*Web page and app entries*
════
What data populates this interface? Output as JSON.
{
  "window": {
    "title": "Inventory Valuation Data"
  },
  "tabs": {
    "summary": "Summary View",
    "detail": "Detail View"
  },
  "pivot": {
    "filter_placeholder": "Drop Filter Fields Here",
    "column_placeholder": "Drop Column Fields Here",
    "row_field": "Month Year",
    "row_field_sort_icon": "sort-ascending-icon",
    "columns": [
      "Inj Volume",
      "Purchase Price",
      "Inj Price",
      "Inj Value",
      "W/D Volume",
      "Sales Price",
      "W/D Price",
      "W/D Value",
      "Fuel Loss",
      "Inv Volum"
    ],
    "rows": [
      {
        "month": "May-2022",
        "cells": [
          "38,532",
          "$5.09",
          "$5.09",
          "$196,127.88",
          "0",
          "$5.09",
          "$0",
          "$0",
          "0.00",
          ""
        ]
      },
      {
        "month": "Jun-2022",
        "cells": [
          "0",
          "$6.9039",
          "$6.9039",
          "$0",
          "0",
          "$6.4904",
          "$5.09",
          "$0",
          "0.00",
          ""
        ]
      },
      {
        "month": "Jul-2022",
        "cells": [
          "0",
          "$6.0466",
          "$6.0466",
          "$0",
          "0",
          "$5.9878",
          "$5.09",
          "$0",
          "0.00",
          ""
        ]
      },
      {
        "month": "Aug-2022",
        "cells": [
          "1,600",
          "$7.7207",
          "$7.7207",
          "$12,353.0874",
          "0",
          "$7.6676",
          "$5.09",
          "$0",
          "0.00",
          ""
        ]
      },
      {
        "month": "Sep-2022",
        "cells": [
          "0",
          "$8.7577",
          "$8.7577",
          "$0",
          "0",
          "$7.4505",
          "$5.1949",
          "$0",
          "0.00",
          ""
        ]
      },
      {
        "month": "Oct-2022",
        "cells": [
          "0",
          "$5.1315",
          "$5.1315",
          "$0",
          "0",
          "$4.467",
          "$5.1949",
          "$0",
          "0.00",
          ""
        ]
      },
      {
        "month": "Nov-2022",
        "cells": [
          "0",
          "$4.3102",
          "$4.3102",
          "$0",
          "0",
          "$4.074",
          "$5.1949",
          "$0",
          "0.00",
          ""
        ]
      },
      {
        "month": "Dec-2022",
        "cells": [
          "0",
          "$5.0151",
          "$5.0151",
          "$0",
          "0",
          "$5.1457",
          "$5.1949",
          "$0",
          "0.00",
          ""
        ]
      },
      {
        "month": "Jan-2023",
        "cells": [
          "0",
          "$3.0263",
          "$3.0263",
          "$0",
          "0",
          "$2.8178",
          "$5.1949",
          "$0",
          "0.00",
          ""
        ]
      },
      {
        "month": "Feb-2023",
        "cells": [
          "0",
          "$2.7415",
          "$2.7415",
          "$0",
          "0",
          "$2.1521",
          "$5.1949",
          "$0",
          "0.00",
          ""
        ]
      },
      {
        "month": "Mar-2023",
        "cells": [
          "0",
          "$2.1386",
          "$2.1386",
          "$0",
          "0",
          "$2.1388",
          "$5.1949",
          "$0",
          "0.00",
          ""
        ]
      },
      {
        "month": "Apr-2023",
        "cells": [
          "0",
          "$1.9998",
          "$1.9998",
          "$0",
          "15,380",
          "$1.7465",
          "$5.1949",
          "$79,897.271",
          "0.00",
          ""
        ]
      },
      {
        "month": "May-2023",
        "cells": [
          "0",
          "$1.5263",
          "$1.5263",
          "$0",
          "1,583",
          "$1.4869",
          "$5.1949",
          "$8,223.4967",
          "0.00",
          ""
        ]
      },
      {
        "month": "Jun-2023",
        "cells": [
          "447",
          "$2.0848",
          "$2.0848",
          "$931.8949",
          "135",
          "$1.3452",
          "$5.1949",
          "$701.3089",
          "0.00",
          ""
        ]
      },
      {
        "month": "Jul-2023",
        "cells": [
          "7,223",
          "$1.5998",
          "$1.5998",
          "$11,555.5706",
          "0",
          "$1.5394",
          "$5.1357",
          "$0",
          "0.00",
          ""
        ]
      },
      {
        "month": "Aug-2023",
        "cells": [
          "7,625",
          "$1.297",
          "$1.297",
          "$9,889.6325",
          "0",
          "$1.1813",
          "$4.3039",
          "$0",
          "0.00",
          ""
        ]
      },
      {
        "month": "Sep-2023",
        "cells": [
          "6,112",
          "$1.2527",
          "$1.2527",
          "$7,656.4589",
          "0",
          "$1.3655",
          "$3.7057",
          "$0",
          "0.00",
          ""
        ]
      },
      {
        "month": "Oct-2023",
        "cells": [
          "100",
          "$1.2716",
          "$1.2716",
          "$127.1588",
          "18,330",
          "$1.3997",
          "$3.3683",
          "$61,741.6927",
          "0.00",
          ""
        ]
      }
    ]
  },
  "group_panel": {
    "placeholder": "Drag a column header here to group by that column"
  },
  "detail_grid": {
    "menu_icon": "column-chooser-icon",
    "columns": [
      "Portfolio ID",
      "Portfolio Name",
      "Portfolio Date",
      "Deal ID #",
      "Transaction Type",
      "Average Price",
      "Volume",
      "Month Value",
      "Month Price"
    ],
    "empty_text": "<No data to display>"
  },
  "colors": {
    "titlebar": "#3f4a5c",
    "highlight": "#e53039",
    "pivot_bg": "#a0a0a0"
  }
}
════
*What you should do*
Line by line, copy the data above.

*Task result*
What data populates this interface? Output as JSON.
{
  "window": {
    "title": "Inventory Valuation Data"
  },
  "tabs": {
    "summary": "Summary View",
    "detail": "Detail View"
  },
  "pivot": {
    "filter_placeholder": "Drop Filter Fields Here",
    "column_placeholder": "Drop Column Fields Here",
    "row_field": "Month Year",
    "row_field_sort_icon": "sort-ascending-icon",
    "columns": [
      "Inj Volume",
      "Purchase Price",
      "Inj Price",
      "Inj Value",
      "W/D Volume",
      "Sales Price",
      "W/D Price",
      "W/D Value",
      "Fuel Loss",
      "Inv Volum"
    ],
    "rows": [
      {
        "month": "May-2022",
        "cells": [
          "38,532",
          "$5.09",
          "$5.09",
          "$196,127.88",
          "0",
          "$5.09",
          "$0",
          "$0",
          "0.00",
          ""
        ]
      },
      {
        "month": "Jun-2022",
        "cells": [
          "0",
          "$6.9039",
          "$6.9039",
          "$0",
          "0",
          "$6.4904",
          "$5.09",
          "$0",
          "0.00",
          ""
        ]
      },
      {
        "month": "Jul-2022",
        "cells": [
          "0",
          "$6.0466",
          "$6.0466",
          "$0",
          "0",
          "$5.9878",
          "$5.09",
          "$0",
          "0.00",
          ""
        ]
      },
      {
        "month": "Aug-2022",
        "cells": [
          "1,600",
          "$7.7207",
          "$7.7207",
          "$12,353.0874",
          "0",
          "$7.6676",
          "$5.09",
          "$0",
          "0.00",
          ""
        ]
      },
      {
        "month": "Sep-2022",
        "cells": [
          "0",
          "$8.7577",
          "$8.7577",
          "$0",
          "0",
          "$7.4505",
          "$5.1949",
          "$0",
          "0.00",
          ""
        ]
      },
      {
        "month": "Oct-2022",
        "cells": [
          "0",
          "$5.1315",
          "$5.1315",
          "$0",
          "0",
          "$4.467",
          "$5.1949",
          "$0",
          "0.00",
          ""
        ]
      },
      {
        "month": "Nov-2022",
        "cells": [
          "0",
          "$4.3102",
          "$4.3102",
          "$0",
          "0",
          "$4.074",
          "$5.1949",
          "$0",
          "0.00",
          ""
        ]
      },
      {
        "month": "Dec-2022",
        "cells": [
          "0",
          "$5.0151",
          "$5.0151",
          "$0",
          "0",
          "$5.1457",
          "$5.1949",
          "$0",
          "0.00",
          ""
        ]
      },
      {
        "month": "Jan-2023",
        "cells": [
          "0",
          "$3.0263",
          "$3.0263",
          "$0",
          "0",
          "$2.8178",
          "$5.1949",
          "$0",
          "0.00",
          ""
        ]
      },
      {
        "month": "Feb-2023",
        "cells": [
          "0",
          "$2.7415",
          "$2.7415",
          "$0",
          "0",
          "$2.1521",
          "$5.1949",
          "$0",
          "0.00",
          ""
        ]
      },
      {
        "month": "Mar-2023",
        "cells": [
          "0",
          "$2.1386",
          "$2.1386",
          "$0",
          "0",
          "$2.1388",
          "$5.1949",
          "$0",
          "0.00",
          ""
        ]
      },
      {
        "month": "Apr-2023",
        "cells": [
          "0",
          "$1.9998",
          "$1.9998",
          "$0",
          "15,380",
          "$1.7465",
          "$5.1949",
          "$79,897.271",
          "0.00",
          ""
        ]
      },
      {
        "month": "May-2023",
        "cells": [
          "0",
          "$1.5263",
          "$1.5263",
          "$0",
          "1,583",
          "$1.4869",
          "$5.1949",
          "$8,223.4967",
          "0.00",
          ""
        ]
      },
      {
        "month": "Jun-2023",
        "cells": [
          "447",
          "$2.0848",
          "$2.0848",
          "$931.8949",
          "135",
          "$1.3452",
          "$5.1949",
          "$701.3089",
          "0.00",
          ""
        ]
      },
      {
        "month": "Jul-2023",
        "cells": [
          "7,223",
          "$1.5998",
          "$1.5998",
          "$11,555.5706",
          "0",
          "$1.5394",
          "$5.1357",
          "$0",
          "0.00",
          ""
        ]
      },
      {
        "month": "Aug-2023",
        "cells": [
          "7,625",
          "$1.297",
          "$1.297",
          "$9,889.6325",
          "0",
          "$1.1813",
          "$4.3039",
          "$0",
          "0.00",
          ""
        ]
      },
      {
        "month": "Sep-2023",
        "cells": [
          "6,112",
          "$1.2527",
          "$1.2527",
          "$7,656.4589",
          "0",
          "$1.3655",
          "$3.7057",
          "$0",
          "0.00",
          ""
        ]
      },
      {
        "month": "Oct-2023",
        "cells": [
          "100",
          "$1.2716",
          "$1.2716",
          "$127.1588",
          "18,330",
          "$1.3997",
          "$3.3683",
          "$61,741.6927",
          "0.00",
          ""
        ]
      }
    ]
  },
  "group_panel": {
    "placeholder": "Drag a column header here to group by that column"
  },
  "detail_grid": {
    "menu_icon": "column-chooser-icon",
    "columns": [
      "Portfolio ID",
      "Portfolio Name",
      "Portfolio Date",
      "Deal ID #",
      "Transaction Type",
      "Average Price",
      "Volume",
      "Month Value",
      "Month Price"
    ],
    "empty_text": "<No data to display>"
  },
  "colors": {
    "titlebar": "#3f4a5c",
    "highlight": "#e53039",
    "pivot_bg": "#a0a0a0"
  }
}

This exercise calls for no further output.